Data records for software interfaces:
○ ○ ○ ○ ○

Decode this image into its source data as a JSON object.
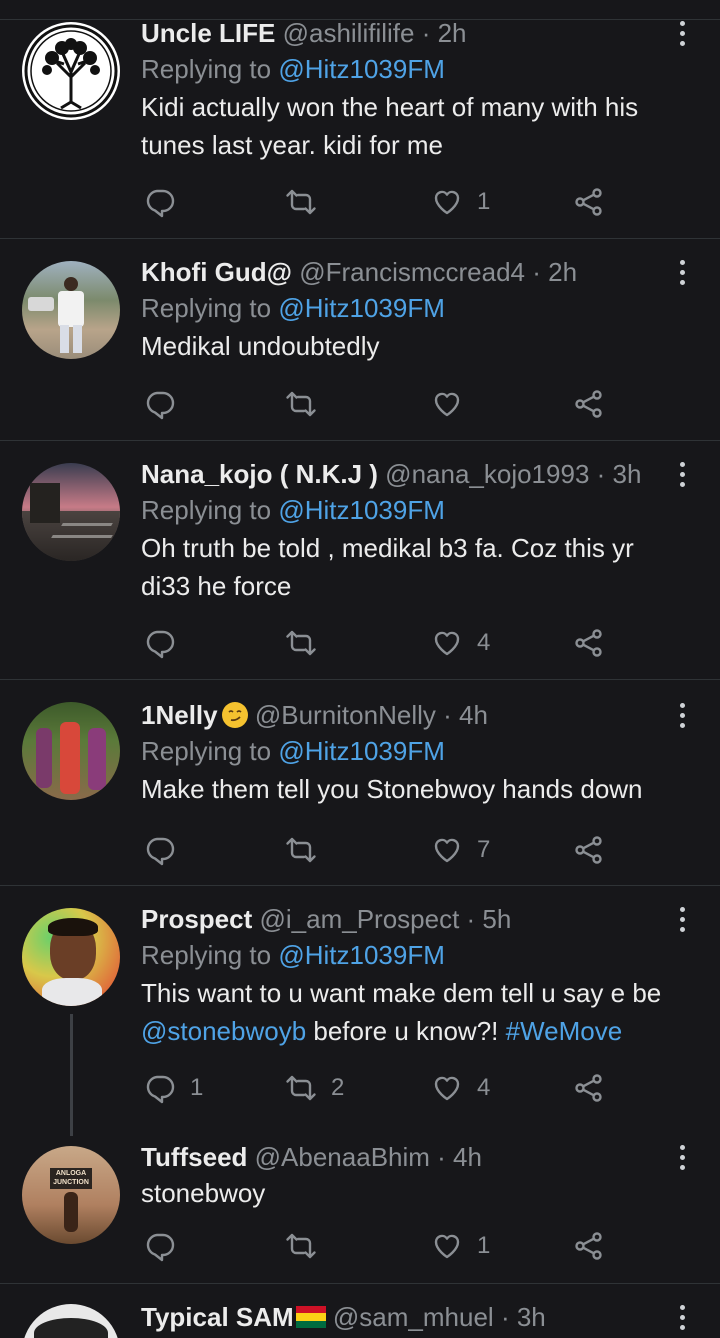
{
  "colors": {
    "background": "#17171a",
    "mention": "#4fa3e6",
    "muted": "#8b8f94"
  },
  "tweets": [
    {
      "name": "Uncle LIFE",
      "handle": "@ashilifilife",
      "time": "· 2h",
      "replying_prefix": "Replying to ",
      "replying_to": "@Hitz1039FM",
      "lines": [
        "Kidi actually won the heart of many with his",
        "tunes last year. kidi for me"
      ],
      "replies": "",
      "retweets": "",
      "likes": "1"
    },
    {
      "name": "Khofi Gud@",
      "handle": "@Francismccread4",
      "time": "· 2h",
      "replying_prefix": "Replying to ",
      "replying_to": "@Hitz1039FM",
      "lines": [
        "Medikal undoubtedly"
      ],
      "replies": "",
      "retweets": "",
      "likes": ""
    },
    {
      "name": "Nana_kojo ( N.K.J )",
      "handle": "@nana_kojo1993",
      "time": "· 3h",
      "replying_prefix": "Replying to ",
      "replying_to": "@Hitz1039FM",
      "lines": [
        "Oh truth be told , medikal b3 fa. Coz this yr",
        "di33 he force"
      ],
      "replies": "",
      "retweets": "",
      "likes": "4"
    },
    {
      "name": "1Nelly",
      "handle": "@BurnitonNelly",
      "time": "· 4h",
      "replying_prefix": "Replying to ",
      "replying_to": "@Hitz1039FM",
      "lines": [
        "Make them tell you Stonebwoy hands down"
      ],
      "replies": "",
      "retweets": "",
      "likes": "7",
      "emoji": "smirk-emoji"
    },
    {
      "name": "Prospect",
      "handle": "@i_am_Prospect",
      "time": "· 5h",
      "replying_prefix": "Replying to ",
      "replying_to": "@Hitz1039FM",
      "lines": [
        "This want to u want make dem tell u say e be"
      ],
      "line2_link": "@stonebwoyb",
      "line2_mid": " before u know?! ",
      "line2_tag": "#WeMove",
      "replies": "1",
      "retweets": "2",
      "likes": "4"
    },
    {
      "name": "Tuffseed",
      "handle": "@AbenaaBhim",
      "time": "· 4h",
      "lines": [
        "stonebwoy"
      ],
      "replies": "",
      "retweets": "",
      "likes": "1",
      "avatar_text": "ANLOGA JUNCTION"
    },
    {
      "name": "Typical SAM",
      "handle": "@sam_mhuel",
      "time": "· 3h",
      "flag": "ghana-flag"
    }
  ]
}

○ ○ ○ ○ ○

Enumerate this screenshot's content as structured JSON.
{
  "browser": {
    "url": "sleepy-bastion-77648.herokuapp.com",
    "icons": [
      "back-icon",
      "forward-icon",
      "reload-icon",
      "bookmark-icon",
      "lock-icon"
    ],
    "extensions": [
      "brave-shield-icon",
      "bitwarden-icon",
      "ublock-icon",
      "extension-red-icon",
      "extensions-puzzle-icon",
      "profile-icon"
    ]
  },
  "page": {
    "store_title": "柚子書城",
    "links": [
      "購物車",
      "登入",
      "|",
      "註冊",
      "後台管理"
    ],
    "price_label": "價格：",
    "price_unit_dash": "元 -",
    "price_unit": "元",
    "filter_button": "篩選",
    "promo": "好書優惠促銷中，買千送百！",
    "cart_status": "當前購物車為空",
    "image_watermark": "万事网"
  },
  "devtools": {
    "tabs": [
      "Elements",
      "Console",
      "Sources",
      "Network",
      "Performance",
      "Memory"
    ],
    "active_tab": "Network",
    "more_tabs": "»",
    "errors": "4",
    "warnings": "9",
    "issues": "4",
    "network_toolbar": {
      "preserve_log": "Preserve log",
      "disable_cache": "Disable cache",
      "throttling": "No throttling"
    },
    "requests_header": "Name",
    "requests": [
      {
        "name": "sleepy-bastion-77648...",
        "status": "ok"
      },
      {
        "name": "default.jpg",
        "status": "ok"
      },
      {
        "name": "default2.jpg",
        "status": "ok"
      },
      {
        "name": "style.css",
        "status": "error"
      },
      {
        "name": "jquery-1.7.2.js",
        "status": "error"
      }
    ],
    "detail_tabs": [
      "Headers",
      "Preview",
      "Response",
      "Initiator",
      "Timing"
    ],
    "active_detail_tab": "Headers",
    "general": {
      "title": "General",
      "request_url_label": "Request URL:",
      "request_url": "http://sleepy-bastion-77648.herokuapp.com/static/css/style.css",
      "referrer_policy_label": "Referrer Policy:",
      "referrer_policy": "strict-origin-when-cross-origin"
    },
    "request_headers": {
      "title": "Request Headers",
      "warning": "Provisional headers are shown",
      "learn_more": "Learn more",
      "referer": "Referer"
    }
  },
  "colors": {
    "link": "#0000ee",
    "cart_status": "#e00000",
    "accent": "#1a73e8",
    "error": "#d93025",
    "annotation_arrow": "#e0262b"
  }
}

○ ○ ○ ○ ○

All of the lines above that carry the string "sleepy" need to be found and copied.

    "url": "sleepy-bastion-77648.herokuapp.com",
        "name": "sleepy-bastion-77648...",
      "request_url": "http://sleepy-bastion-77648.herokuapp.com/static/css/style.css",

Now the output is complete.